This photo was taken using available light, the lack of flash results in a soft image. The light appears to be coming from somewhere behind the photographer, perhaps from a window or an open door. The aperture used is fairly large, however the subject in the background is only slightly out of focus, so perhaps an aperture of around f/8?
This photograph works well because the woman and her cows have been framed by the hills in the background. This draws the viewers attention to the subjects of the photo, whilst also providing context of the location.
Sophie Gerrard is a Scottish documentary photographer, born in 1978. She studied photography at Edinburgh College of Art, followed by an MA in Photojournalism and Documentary photography at London College of Communication.
The first set of photographs by Sophie Gerrard that I discovered were in her series ‘Drawn To The Land’, describes as ‘ongoing and exploratory project which takes an intimate look at the contemporary Scottish landscape through the eyes of the women who are working, forming and shaping it’.
Taken from a Telegraph article:
“Since January 2013, Gerrard has travelled from the Scottish Borders to Perthshire, and farther north to Argyll and Bute, where she crossed to Mull. For the first time in her own country she was at the mercy of what Shepherd called “the elementals”. Though she is quick to say her temporary experience was nothing compared to the often austere lives of the farmers, she found herself tramping up Munros, sleeping alone in her car on remote tracks, as well as enduring rough winter ferry crossings.

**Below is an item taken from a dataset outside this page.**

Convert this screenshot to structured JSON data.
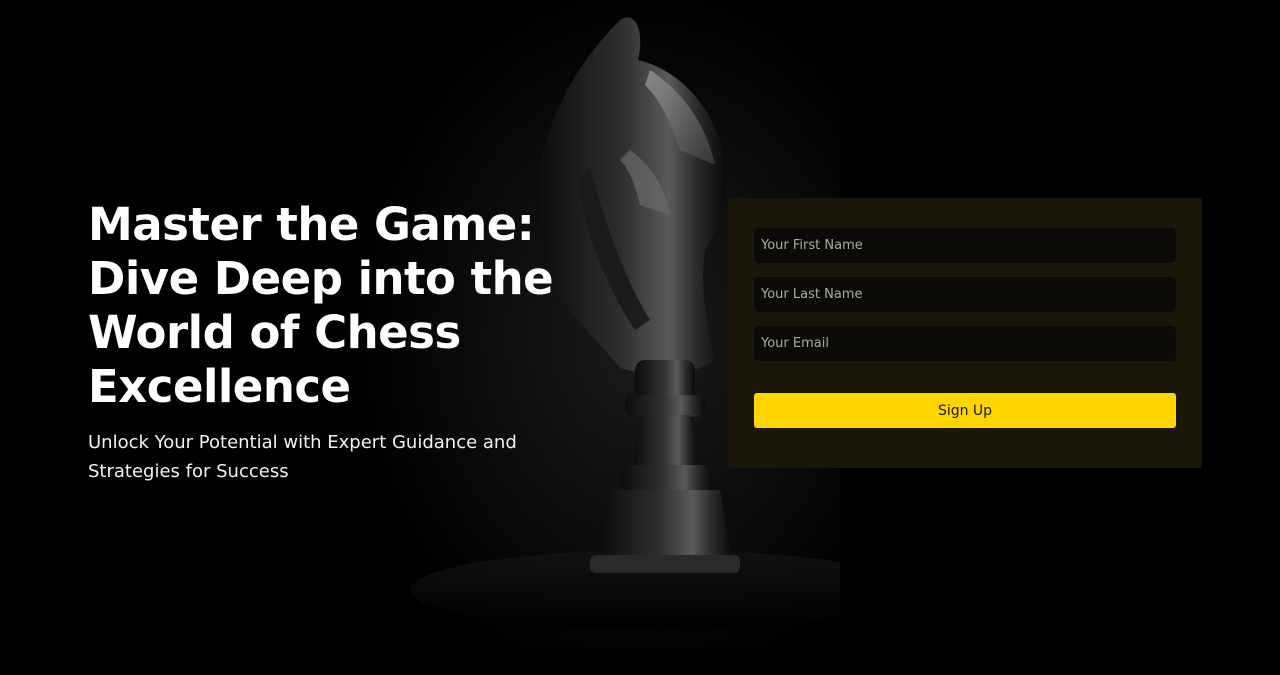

The resulting photographs pay close attention to light, texture, form and colour. They show a landscape shaped millennia ago, yet embracing technological development. Mary McCall Smith, whose family has managed Connachan Farm in Perthshire for over a century, voices a feeling of duty rather than ownership that is prevalent among all the women featured in Drawn to the Land: “I see myself as a custodian of this place during my lifetime. I feel I have a moral obligation to leave it as good if not better than when I came here,” she says.
Framed family photographs and leather-bound photo albums offer a thread of memory through the generations, yet the women are tied to the land by something stronger, yet invisible to the eye. Lorraine Luescher, who farms land in the Borders, tells of how her “hefted” flock – meaning the sheep have been bred in the same place for centuries – instinctively “know” the land through their ancient bloodlines.
In walking with the farmers to the highest point on the land they tend, Gerrard has been able to capture both the majesty of the landscape and its humbling effect. She is photographing permanence and transience at once, as encapsulated in the bleak beauty of the image of sheep and wind turbines. “This image is laden with context,” says Gerrard. ‘The turbines are hugely contentious, as is the strip of forestry in the background – effectively a monoculture – and even the effect of sheep farming on a landscape is controversial. If you dig a little below the surface, the question of who owns the land in Scotland provokes extraordinary polemic!”